Principles

zSpace is designed with five core principles—Persistence, Photorealism, Massively Multiplayer, Mixed Reality, and Distributed:

  • Persistence: Everything in zSpace is persistent, meaning that there is a single and global ‘game state’ that all Members experience simultaneously within the Metaverse. If a Member is at a specific location, other Members will experience that Member at that location. If an object is at a specific location, all Members will experience that object at that location. If an event happens at a particular time and location, all Members nearby will experience the same event simultaneously. zSpace is designed to mimic reality as closely as is ‘humanly’ possible.

  • Photorealism: zSpace makes Members, landscapes, objects and interactions ‘feel’ as close to waking reality as possible. This means that the system will be initially designed for highly performant PCs, VR headsets, and high-end GPU streaming. The objective is to create the highest fidelity in-game experience possible.

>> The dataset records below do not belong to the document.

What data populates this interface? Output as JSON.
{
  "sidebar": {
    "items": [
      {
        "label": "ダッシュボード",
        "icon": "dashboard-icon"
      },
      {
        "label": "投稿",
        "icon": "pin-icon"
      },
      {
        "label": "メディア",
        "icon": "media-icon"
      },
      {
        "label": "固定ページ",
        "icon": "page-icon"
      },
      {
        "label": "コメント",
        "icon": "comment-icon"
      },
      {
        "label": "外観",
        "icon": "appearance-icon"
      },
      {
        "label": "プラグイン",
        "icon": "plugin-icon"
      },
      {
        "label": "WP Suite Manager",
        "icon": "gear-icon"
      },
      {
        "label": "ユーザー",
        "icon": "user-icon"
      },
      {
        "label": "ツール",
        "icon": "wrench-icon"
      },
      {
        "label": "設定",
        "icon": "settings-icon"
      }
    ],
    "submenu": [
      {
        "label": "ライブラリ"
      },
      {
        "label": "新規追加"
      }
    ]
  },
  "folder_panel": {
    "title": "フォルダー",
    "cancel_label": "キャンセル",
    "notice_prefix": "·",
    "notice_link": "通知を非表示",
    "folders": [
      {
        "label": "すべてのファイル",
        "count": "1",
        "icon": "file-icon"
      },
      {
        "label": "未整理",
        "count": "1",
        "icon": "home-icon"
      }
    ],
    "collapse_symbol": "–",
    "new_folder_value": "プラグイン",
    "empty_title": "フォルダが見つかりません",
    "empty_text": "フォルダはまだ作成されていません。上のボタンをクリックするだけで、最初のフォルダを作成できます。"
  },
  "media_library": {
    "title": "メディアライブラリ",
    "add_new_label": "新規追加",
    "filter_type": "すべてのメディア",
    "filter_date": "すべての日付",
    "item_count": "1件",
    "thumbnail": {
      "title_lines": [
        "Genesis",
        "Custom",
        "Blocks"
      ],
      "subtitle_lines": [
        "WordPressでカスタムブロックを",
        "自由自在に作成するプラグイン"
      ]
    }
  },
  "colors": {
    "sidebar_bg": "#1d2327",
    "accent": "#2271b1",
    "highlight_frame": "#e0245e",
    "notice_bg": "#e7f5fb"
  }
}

  • Massively Multiplayer: zSpace is designed to support ‘Internet Scale’, meaning that it intends to eventually support billions of Members and trillions of unique objects. It is important from both an experience and development perspective that Members can seamlessly move between landscapes, worlds, and servers, without loading screens. A player should be able to in theory keep walking, and never stop.

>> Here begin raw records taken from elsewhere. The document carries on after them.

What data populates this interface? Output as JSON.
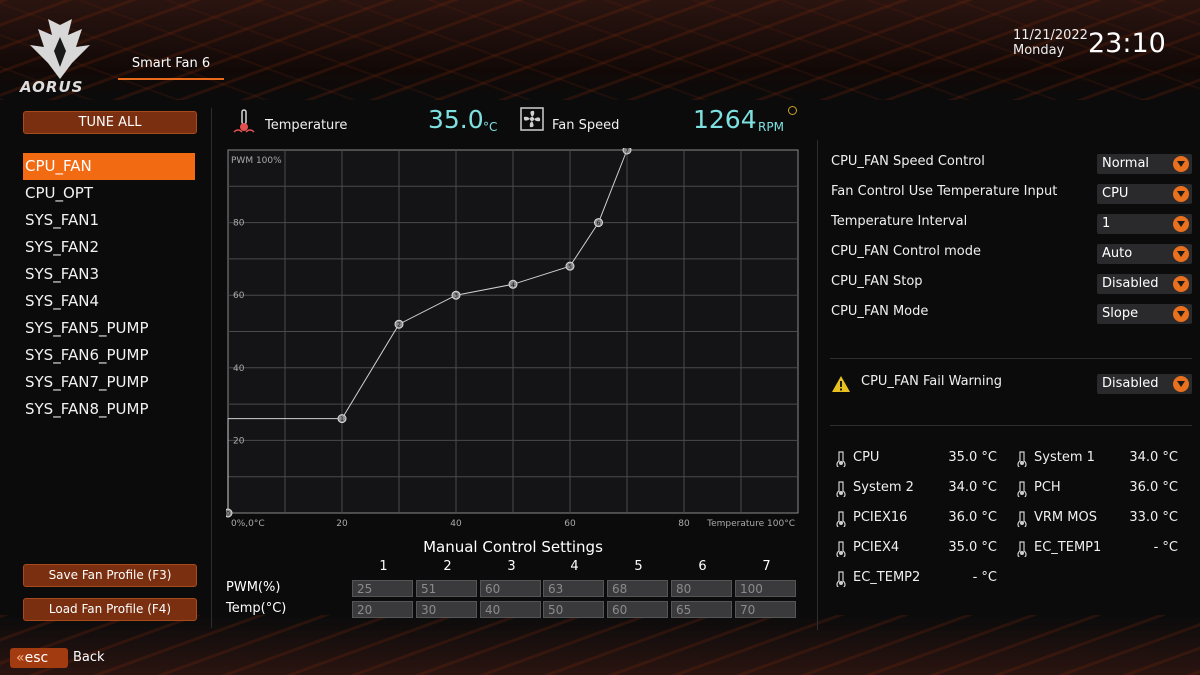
{
  "header": {
    "brand": "AORUS",
    "tab": "Smart Fan 6",
    "date": "11/21/2022",
    "day": "Monday",
    "time": "23:10"
  },
  "left_panel": {
    "tune_all": "TUNE ALL",
    "fans": [
      "CPU_FAN",
      "CPU_OPT",
      "SYS_FAN1",
      "SYS_FAN2",
      "SYS_FAN3",
      "SYS_FAN4",
      "SYS_FAN5_PUMP",
      "SYS_FAN6_PUMP",
      "SYS_FAN7_PUMP",
      "SYS_FAN8_PUMP"
    ],
    "selected_fan": "CPU_FAN",
    "save_profile": "Save Fan Profile (F3)",
    "load_profile": "Load Fan Profile (F4)"
  },
  "footer": {
    "esc": "esc",
    "back": "Back"
  },
  "readouts": {
    "temperature_label": "Temperature",
    "temperature_value": "35.0",
    "temperature_unit": "°C",
    "fan_speed_label": "Fan Speed",
    "fan_speed_value": "1264",
    "fan_speed_unit": "RPM"
  },
  "chart_data": {
    "type": "line",
    "ylabel": "PWM 100%",
    "xlabel": "Temperature 100°C",
    "origin_label": "0%,0°C",
    "xlim": [
      0,
      100
    ],
    "ylim": [
      0,
      100
    ],
    "x_ticks": [
      "20",
      "40",
      "60",
      "80"
    ],
    "y_ticks": [
      "20",
      "40",
      "60",
      "80"
    ],
    "series": [
      {
        "points": [
          {
            "label": "0",
            "x": 0,
            "y": 0
          },
          {
            "label": "",
            "x": 0,
            "y": 26
          },
          {
            "label": "1",
            "x": 20,
            "y": 26
          },
          {
            "label": "2",
            "x": 30,
            "y": 52
          },
          {
            "label": "3",
            "x": 40,
            "y": 60
          },
          {
            "label": "4",
            "x": 50,
            "y": 63
          },
          {
            "label": "5",
            "x": 60,
            "y": 68
          },
          {
            "label": "6",
            "x": 65,
            "y": 80
          },
          {
            "label": "7",
            "x": 70,
            "y": 100
          }
        ]
      }
    ]
  },
  "manual": {
    "title": "Manual Control Settings",
    "columns": [
      "1",
      "2",
      "3",
      "4",
      "5",
      "6",
      "7"
    ],
    "pwm_label": "PWM(%)",
    "temp_label": "Temp(°C)",
    "pwm": [
      "25",
      "51",
      "60",
      "63",
      "68",
      "80",
      "100"
    ],
    "temp": [
      "20",
      "30",
      "40",
      "50",
      "60",
      "65",
      "70"
    ]
  },
  "settings": [
    {
      "label": "CPU_FAN Speed Control",
      "value": "Normal"
    },
    {
      "label": "Fan Control Use Temperature Input",
      "value": "CPU"
    },
    {
      "label": "Temperature Interval",
      "value": "1"
    },
    {
      "label": "CPU_FAN Control mode",
      "value": "Auto"
    },
    {
      "label": "CPU_FAN Stop",
      "value": "Disabled"
    },
    {
      "label": "CPU_FAN Mode",
      "value": "Slope"
    }
  ],
  "fail_warning": {
    "label": "CPU_FAN Fail Warning",
    "value": "Disabled"
  },
  "sensors": [
    {
      "name": "CPU",
      "value": "35.0 °C"
    },
    {
      "name": "System 1",
      "value": "34.0 °C"
    },
    {
      "name": "System 2",
      "value": "34.0 °C"
    },
    {
      "name": "PCH",
      "value": "36.0 °C"
    },
    {
      "name": "PCIEX16",
      "value": "36.0 °C"
    },
    {
      "name": "VRM MOS",
      "value": "33.0 °C"
    },
    {
      "name": "PCIEX4",
      "value": "35.0 °C"
    },
    {
      "name": "EC_TEMP1",
      "value": "- °C"
    },
    {
      "name": "EC_TEMP2",
      "value": "- °C"
    }
  ],
  "colors": {
    "accent": "#f26a12",
    "readout": "#7fe0e0",
    "button": "#7a2f10"
  }
}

  • Mixed Reality: zSpace is designed to support cross-platform interoperability. zSpace should be no less real, or able to be interacted with, when outside of zSpace. Purchases should be able to be made on your phone or PC. Objects in VR should be able to be experienced inside and outside of zSpace. zSpace is intended to support all modern devices, including but not limited to popular VR/AR headsets, desktop computers (Windows & Mac), browsers (via streaming), mobile phones and tablets.

  • Distributed: zSpace itself needs to be hosted as a peer-to-peer application on open protocols, open networks, and as open source software. Similar to Bitcoin or IPFS, it should be hosted and maintained by a distributed community using cryptographic incentives with no central point of failure.